GIVEN RECORDS
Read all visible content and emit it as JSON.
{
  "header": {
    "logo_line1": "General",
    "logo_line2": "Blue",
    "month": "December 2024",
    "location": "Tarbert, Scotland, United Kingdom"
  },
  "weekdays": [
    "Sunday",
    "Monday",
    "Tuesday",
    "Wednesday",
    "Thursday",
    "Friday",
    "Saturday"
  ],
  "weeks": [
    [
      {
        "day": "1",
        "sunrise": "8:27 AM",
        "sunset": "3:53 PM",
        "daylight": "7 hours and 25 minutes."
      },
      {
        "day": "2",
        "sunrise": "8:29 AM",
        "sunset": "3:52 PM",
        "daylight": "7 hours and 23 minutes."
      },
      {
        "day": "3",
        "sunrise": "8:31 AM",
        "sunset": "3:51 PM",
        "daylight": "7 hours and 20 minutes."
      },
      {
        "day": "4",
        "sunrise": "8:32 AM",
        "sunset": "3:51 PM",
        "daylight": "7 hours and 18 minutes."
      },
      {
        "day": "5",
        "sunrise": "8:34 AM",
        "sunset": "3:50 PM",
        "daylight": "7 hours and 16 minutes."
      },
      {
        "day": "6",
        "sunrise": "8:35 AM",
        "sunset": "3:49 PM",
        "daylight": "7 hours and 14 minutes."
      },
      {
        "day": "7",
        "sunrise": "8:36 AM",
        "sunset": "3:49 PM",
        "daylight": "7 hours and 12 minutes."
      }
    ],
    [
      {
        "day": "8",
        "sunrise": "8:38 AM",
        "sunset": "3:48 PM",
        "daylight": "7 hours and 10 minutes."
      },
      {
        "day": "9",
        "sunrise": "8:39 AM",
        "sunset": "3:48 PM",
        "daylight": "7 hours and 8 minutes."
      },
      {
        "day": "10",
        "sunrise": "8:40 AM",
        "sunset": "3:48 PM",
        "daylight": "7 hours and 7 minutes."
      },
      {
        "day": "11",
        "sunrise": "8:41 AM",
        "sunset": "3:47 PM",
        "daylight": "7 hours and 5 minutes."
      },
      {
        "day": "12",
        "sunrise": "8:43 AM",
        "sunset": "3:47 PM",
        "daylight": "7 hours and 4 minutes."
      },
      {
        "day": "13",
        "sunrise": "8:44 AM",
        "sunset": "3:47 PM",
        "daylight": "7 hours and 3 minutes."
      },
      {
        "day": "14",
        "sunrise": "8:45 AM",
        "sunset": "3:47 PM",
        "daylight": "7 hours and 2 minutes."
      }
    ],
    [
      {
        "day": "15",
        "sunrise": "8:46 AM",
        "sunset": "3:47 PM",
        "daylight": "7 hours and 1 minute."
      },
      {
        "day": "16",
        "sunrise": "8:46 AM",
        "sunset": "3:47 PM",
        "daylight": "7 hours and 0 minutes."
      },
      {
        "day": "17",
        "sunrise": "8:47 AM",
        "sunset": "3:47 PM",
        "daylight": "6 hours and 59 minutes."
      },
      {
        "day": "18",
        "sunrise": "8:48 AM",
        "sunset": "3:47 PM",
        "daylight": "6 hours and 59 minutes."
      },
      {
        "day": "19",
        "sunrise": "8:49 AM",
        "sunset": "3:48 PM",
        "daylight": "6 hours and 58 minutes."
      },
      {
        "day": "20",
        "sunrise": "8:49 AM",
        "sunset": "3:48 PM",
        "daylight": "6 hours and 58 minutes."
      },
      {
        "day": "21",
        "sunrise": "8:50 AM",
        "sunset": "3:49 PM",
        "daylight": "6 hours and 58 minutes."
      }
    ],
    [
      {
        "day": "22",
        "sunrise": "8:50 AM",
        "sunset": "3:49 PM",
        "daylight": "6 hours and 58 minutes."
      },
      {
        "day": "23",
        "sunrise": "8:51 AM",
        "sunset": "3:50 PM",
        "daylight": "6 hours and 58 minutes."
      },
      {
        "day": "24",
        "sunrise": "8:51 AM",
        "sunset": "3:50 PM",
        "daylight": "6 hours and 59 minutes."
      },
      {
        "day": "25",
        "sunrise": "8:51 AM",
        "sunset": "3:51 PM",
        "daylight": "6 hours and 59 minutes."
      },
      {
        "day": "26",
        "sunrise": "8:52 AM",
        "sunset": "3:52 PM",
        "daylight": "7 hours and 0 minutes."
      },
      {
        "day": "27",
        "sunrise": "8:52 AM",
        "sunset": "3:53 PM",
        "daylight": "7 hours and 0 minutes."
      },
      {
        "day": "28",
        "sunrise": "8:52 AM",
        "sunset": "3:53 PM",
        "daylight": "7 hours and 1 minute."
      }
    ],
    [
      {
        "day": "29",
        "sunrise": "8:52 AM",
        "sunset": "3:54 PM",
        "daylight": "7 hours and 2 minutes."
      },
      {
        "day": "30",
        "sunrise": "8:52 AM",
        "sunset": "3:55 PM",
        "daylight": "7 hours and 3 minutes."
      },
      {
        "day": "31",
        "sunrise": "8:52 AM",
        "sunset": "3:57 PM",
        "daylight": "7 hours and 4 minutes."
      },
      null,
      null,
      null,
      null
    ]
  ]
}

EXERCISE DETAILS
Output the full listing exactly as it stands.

RESPONSE TO THIS TASK
Read all visible content and emit it as JSON.
{
  "header": {
    "logo_line1": "General",
    "logo_line2": "Blue",
    "month": "December 2024",
    "location": "Tarbert, Scotland, United Kingdom"
  },
  "weekdays": [
    "Sunday",
    "Monday",
    "Tuesday",
    "Wednesday",
    "Thursday",
    "Friday",
    "Saturday"
  ],
  "weeks": [
    [
      {
        "day": "1",
        "sunrise": "8:27 AM",
        "sunset": "3:53 PM",
        "daylight": "7 hours and 25 minutes."
      },
      {
        "day": "2",
        "sunrise": "8:29 AM",
        "sunset": "3:52 PM",
        "daylight": "7 hours and 23 minutes."
      },
      {
        "day": "3",
        "sunrise": "8:31 AM",
        "sunset": "3:51 PM",
        "daylight": "7 hours and 20 minutes."
      },
      {
        "day": "4",
        "sunrise": "8:32 AM",
        "sunset": "3:51 PM",
        "daylight": "7 hours and 18 minutes."
      },
      {
        "day": "5",
        "sunrise": "8:34 AM",
        "sunset": "3:50 PM",
        "daylight": "7 hours and 16 minutes."
      },
      {
        "day": "6",
        "sunrise": "8:35 AM",
        "sunset": "3:49 PM",
        "daylight": "7 hours and 14 minutes."
      },
      {
        "day": "7",
        "sunrise": "8:36 AM",
        "sunset": "3:49 PM",
        "daylight": "7 hours and 12 minutes."
      }
    ],
    [
      {
        "day": "8",
        "sunrise": "8:38 AM",
        "sunset": "3:48 PM",
        "daylight": "7 hours and 10 minutes."
      },
      {
        "day": "9",
        "sunrise": "8:39 AM",
        "sunset": "3:48 PM",
        "daylight": "7 hours and 8 minutes."
      },
      {
        "day": "10",
        "sunrise": "8:40 AM",
        "sunset": "3:48 PM",
        "daylight": "7 hours and 7 minutes."
      },
      {
        "day": "11",
        "sunrise": "8:41 AM",
        "sunset": "3:47 PM",
        "daylight": "7 hours and 5 minutes."
      },
      {
        "day": "12",
        "sunrise": "8:43 AM",
        "sunset": "3:47 PM",
        "daylight": "7 hours and 4 minutes."
      },
      {
        "day": "13",
        "sunrise": "8:44 AM",
        "sunset": "3:47 PM",
        "daylight": "7 hours and 3 minutes."
      },
      {
        "day": "14",
        "sunrise": "8:45 AM",
        "sunset": "3:47 PM",
        "daylight": "7 hours and 2 minutes."
      }
    ],
    [
      {
        "day": "15",
        "sunrise": "8:46 AM",
        "sunset": "3:47 PM",
        "daylight": "7 hours and 1 minute."
      },
      {
        "day": "16",
        "sunrise": "8:46 AM",
        "sunset": "3:47 PM",
        "daylight": "7 hours and 0 minutes."
      },
      {
        "day": "17",
        "sunrise": "8:47 AM",
        "sunset": "3:47 PM",
        "daylight": "6 hours and 59 minutes."
      },
      {
        "day": "18",
        "sunrise": "8:48 AM",
        "sunset": "3:47 PM",
        "daylight": "6 hours and 59 minutes."
      },
      {
        "day": "19",
        "sunrise": "8:49 AM",
        "sunset": "3:48 PM",
        "daylight": "6 hours and 58 minutes."
      },
      {
        "day": "20",
        "sunrise": "8:49 AM",
        "sunset": "3:48 PM",
        "daylight": "6 hours and 58 minutes."
      },
      {
        "day": "21",
        "sunrise": "8:50 AM",
        "sunset": "3:49 PM",
        "daylight": "6 hours and 58 minutes."
      }
    ],
    [
      {
        "day": "22",
        "sunrise": "8:50 AM",
        "sunset": "3:49 PM",
        "daylight": "6 hours and 58 minutes."
      },
      {
        "day": "23",
        "sunrise": "8:51 AM",
        "sunset": "3:50 PM",
        "daylight": "6 hours and 58 minutes."
      },
      {
        "day": "24",
        "sunrise": "8:51 AM",
        "sunset": "3:50 PM",
        "daylight": "6 hours and 59 minutes."
      },
      {
        "day": "25",
        "sunrise": "8:51 AM",
        "sunset": "3:51 PM",
        "daylight": "6 hours and 59 minutes."
      },
      {
        "day": "26",
        "sunrise": "8:52 AM",
        "sunset": "3:52 PM",
        "daylight": "7 hours and 0 minutes."
      },
      {
        "day": "27",
        "sunrise": "8:52 AM",
        "sunset": "3:53 PM",
        "daylight": "7 hours and 0 minutes."
      },
      {
        "day": "28",
        "sunrise": "8:52 AM",
        "sunset": "3:53 PM",
        "daylight": "7 hours and 1 minute."
      }
    ],
    [
      {
        "day": "29",
        "sunrise": "8:52 AM",
        "sunset": "3:54 PM",
        "daylight": "7 hours and 2 minutes."
      },
      {
        "day": "30",
        "sunrise": "8:52 AM",
        "sunset": "3:55 PM",
        "daylight": "7 hours and 3 minutes."
      },
      {
        "day": "31",
        "sunrise": "8:52 AM",
        "sunset": "3:57 PM",
        "daylight": "7 hours and 4 minutes."
      },
      null,
      null,
      null,
      null
    ]
  ]
}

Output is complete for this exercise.